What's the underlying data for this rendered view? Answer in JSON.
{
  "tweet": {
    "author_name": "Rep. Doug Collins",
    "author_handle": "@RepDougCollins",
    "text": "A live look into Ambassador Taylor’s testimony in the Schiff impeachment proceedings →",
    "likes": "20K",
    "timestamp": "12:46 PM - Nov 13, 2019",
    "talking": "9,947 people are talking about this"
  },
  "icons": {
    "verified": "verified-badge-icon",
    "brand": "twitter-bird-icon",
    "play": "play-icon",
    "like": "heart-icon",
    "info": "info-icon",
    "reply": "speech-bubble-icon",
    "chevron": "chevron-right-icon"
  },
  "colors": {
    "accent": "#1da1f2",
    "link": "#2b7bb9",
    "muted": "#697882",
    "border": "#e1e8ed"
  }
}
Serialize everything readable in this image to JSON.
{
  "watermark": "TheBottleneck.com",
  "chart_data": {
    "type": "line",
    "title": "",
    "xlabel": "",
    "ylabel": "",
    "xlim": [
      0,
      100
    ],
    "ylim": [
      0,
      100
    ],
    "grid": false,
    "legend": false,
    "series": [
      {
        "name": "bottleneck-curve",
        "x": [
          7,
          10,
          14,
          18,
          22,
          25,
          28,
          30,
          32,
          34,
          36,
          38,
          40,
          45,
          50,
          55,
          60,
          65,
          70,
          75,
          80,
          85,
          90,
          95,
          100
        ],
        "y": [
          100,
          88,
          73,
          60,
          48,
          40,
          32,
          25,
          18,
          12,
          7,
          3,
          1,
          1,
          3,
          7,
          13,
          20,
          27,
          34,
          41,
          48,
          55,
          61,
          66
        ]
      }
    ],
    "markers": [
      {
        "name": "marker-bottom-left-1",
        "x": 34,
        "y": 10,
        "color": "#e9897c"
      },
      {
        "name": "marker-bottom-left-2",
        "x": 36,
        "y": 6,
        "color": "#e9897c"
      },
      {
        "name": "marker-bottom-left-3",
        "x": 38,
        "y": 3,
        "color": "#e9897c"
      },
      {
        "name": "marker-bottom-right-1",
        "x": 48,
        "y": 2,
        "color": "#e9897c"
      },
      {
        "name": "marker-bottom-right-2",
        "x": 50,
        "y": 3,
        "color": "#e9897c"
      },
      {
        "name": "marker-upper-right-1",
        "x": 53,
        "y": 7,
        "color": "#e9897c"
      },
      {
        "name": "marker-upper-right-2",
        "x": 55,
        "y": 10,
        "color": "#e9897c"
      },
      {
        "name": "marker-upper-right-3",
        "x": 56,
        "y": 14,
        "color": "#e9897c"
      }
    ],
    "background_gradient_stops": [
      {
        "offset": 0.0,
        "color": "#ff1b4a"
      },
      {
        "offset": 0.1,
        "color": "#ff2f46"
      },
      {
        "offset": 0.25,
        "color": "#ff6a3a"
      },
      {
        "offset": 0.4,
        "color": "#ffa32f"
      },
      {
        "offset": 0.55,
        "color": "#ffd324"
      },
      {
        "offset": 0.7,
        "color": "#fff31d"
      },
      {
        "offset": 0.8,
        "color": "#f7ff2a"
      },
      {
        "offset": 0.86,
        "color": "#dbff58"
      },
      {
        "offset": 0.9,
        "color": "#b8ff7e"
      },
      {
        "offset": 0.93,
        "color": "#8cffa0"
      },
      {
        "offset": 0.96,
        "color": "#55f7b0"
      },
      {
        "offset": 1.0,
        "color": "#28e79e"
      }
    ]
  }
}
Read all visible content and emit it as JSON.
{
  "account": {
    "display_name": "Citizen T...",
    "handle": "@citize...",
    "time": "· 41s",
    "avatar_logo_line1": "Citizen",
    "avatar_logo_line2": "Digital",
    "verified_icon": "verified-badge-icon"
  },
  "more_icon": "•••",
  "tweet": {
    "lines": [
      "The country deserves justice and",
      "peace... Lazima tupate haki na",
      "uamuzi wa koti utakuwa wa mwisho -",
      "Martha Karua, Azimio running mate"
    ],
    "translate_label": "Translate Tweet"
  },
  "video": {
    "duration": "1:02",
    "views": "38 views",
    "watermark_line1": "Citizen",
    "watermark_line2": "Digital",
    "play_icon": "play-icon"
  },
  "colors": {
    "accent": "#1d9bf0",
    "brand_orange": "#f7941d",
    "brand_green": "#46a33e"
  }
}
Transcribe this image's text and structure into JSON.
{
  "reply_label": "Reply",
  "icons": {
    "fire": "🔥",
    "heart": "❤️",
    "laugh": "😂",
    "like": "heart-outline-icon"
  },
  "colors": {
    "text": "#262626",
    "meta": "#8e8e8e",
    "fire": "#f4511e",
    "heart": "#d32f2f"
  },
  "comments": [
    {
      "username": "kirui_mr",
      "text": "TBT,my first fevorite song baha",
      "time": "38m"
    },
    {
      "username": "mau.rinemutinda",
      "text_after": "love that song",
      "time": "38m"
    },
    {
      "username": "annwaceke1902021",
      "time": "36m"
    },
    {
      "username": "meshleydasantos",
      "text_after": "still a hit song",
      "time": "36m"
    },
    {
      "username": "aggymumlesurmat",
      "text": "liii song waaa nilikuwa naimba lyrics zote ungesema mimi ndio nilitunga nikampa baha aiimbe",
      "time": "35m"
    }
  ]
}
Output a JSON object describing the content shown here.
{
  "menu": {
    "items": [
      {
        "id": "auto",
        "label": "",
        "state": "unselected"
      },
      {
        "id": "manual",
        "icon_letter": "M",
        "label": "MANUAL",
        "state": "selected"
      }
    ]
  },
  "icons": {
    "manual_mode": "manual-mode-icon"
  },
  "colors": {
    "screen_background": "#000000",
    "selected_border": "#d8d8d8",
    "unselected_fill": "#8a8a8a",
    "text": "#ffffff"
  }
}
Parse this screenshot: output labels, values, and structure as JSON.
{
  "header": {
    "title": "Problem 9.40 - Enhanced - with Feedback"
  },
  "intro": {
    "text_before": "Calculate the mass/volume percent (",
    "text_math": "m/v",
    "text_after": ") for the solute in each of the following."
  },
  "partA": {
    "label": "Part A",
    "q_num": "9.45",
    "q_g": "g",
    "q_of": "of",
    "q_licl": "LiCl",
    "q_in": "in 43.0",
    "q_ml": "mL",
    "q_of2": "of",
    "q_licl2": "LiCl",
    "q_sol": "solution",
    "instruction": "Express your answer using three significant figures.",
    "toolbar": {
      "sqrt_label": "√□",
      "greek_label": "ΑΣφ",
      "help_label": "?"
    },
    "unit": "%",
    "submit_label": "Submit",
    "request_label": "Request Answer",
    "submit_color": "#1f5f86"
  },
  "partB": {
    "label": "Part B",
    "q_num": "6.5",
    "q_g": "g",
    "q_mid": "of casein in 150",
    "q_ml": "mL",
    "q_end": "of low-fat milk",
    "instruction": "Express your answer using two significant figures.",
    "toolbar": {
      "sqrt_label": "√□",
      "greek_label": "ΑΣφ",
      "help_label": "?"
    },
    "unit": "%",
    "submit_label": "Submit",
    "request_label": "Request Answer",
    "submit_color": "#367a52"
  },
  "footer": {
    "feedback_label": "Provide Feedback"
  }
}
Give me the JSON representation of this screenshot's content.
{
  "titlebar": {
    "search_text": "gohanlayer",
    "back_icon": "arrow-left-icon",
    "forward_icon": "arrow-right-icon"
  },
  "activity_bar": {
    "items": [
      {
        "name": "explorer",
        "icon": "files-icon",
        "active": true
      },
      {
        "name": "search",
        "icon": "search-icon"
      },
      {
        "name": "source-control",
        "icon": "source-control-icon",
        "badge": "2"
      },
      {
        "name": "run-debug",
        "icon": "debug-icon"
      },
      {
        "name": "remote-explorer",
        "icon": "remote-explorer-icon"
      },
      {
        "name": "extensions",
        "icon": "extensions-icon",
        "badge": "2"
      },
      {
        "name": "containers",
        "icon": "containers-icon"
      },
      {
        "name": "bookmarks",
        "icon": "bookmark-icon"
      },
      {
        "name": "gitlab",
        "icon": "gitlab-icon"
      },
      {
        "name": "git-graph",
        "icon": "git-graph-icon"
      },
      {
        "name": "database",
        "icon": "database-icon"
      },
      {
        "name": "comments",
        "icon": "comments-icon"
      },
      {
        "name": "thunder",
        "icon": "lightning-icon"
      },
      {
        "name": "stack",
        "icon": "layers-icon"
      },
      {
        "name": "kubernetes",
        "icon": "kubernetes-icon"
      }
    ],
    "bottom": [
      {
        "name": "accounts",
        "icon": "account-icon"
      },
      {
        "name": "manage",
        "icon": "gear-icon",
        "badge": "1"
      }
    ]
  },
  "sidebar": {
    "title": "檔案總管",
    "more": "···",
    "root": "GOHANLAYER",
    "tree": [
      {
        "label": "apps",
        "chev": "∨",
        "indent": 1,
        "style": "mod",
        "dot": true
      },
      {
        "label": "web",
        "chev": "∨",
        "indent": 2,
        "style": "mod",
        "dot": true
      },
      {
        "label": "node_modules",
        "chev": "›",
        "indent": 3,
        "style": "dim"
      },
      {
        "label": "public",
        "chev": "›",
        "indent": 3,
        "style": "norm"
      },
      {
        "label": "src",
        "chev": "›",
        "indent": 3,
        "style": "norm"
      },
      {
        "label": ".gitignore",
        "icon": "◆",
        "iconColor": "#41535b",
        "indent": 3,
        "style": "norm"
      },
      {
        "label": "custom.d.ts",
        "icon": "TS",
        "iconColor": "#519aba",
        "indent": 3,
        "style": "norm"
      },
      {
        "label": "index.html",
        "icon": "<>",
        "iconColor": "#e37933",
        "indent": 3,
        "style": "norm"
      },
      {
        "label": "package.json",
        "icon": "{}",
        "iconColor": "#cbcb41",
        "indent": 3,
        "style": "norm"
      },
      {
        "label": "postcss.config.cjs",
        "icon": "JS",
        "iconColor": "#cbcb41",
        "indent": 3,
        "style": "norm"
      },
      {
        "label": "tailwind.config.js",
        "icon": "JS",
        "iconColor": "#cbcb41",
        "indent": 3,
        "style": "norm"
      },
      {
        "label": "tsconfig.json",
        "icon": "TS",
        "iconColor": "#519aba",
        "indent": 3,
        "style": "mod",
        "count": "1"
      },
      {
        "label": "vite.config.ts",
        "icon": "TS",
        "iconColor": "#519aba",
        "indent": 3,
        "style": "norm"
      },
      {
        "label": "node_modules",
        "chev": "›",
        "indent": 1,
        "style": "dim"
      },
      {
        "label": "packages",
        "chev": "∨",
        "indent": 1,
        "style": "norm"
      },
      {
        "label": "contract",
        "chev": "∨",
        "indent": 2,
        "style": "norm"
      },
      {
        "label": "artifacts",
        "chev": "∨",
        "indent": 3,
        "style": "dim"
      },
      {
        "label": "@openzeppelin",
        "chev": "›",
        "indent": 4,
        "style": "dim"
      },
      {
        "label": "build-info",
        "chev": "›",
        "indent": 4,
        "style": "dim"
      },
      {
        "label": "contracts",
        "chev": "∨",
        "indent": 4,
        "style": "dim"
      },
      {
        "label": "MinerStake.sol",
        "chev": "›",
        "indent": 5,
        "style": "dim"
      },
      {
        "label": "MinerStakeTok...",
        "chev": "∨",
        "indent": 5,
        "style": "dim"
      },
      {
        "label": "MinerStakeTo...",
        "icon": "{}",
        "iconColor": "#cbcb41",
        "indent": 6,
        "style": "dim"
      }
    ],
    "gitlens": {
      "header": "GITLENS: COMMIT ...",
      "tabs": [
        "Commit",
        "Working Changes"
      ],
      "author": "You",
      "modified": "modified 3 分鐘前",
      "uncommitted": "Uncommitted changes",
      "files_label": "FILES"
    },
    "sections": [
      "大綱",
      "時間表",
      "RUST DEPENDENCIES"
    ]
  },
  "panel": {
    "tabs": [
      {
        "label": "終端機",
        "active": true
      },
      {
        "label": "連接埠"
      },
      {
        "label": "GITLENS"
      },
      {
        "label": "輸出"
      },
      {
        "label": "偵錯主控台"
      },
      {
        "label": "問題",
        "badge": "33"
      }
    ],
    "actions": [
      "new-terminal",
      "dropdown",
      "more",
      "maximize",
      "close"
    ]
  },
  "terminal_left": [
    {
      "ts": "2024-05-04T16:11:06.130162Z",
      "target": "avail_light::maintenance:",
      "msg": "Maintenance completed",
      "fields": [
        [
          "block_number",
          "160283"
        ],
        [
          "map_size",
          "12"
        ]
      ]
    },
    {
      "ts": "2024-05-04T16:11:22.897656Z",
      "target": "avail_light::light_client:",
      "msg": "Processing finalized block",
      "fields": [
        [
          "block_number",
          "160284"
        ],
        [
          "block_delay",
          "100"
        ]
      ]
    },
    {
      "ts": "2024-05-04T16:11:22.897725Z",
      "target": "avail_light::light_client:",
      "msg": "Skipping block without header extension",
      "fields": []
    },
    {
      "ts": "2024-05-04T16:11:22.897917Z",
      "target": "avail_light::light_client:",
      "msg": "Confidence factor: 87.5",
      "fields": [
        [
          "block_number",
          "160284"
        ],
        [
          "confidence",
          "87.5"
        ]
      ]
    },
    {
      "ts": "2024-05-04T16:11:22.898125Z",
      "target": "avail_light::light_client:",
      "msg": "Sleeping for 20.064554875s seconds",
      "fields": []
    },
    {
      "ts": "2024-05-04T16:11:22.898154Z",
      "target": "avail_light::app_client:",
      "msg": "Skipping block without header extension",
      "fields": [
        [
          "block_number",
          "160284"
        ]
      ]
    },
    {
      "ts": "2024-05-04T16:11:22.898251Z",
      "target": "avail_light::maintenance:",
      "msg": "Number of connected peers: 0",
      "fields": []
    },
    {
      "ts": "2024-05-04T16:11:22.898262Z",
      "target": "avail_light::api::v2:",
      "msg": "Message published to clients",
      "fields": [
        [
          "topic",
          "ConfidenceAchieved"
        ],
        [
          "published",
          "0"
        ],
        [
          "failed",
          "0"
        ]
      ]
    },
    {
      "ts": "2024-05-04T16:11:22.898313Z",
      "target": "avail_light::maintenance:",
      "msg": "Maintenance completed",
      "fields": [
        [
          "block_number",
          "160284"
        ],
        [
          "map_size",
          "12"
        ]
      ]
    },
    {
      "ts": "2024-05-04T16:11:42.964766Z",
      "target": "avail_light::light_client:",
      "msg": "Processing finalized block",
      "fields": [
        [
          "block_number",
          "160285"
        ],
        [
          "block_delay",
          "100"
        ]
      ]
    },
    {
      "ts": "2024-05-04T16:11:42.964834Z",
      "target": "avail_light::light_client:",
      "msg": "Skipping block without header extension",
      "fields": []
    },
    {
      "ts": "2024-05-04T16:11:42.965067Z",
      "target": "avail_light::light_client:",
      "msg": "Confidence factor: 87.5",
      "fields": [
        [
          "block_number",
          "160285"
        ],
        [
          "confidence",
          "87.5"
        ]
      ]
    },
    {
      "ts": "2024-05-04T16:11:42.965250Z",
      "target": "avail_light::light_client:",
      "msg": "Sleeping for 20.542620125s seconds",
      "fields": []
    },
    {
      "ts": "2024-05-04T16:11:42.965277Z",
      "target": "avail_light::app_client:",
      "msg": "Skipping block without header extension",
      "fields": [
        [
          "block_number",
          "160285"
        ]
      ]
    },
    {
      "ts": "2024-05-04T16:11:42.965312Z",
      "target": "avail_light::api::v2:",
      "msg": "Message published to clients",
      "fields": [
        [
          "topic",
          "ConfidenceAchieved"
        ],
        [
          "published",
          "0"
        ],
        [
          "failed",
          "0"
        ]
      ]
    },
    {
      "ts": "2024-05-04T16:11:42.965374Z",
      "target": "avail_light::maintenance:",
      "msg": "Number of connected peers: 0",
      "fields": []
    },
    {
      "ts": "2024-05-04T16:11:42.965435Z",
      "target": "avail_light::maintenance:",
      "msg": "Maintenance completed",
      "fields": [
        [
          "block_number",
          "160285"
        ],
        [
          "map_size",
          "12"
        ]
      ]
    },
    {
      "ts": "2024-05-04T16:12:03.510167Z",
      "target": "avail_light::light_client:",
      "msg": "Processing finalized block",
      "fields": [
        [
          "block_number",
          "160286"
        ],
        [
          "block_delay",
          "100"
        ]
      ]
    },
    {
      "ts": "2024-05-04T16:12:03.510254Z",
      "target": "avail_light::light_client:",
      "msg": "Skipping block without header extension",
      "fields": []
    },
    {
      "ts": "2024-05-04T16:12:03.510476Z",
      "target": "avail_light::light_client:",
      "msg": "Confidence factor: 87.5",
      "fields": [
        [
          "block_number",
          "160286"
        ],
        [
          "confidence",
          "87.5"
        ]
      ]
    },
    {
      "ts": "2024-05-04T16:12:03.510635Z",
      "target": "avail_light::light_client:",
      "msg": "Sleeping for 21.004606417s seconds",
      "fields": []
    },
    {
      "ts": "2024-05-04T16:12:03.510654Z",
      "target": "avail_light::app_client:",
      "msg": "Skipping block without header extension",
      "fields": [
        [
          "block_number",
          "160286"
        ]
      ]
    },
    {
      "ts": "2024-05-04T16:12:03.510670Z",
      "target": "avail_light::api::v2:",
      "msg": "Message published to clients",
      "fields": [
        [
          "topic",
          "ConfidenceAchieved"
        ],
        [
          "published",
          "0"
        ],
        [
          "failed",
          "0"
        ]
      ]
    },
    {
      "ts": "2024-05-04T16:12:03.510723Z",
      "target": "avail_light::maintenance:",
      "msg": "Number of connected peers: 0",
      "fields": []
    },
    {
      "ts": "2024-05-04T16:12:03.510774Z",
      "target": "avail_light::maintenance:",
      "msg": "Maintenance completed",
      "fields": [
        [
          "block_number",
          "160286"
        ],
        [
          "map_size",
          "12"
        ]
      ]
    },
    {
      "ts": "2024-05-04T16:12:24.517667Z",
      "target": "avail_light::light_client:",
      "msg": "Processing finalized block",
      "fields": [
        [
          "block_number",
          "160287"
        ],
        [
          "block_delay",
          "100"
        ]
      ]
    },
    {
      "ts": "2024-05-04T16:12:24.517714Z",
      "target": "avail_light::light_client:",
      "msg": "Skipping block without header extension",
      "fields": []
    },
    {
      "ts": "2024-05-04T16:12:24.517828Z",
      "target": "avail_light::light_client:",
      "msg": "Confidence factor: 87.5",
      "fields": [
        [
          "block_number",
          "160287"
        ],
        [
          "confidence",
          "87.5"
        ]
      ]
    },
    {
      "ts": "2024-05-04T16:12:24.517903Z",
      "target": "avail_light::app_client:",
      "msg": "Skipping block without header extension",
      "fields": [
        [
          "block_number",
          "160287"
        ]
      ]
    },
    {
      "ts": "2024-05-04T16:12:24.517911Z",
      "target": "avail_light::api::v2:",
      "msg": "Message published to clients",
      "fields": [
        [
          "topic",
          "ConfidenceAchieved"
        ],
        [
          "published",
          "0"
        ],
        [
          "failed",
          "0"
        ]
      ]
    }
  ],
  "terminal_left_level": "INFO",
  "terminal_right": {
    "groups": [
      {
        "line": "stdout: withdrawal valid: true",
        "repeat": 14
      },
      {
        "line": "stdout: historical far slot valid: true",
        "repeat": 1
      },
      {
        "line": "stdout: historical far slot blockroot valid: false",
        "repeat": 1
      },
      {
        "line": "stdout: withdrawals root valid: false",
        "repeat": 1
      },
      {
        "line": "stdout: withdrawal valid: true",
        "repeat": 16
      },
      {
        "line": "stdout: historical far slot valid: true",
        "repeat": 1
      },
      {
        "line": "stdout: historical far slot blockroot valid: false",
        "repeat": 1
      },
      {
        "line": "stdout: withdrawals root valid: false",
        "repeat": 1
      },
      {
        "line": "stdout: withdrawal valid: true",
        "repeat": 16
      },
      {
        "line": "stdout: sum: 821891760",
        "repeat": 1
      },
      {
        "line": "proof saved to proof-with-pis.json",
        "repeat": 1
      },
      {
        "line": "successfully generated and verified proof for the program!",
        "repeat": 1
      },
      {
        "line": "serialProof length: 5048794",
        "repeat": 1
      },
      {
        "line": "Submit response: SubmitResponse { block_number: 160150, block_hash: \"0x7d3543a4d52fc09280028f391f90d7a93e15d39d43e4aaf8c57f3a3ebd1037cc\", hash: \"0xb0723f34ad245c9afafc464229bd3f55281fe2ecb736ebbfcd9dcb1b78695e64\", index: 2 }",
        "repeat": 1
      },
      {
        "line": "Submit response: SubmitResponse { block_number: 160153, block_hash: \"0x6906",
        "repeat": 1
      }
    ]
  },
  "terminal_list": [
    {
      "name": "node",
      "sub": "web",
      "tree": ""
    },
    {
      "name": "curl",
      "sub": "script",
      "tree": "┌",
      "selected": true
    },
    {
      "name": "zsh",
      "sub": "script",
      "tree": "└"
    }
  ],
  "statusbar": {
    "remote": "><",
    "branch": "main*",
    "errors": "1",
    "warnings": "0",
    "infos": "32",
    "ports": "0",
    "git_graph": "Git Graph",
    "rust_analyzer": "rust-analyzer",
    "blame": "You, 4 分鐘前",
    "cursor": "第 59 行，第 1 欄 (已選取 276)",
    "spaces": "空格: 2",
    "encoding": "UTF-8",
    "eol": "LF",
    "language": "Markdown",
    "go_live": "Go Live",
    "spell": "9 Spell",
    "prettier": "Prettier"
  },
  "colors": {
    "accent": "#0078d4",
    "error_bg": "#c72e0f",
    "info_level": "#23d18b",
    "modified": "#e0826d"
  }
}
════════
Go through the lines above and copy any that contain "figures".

THE COMPLETED TASK:
    "instruction": "Express your answer using three significant figures.",
    "instruction": "Express your answer using two significant figures.",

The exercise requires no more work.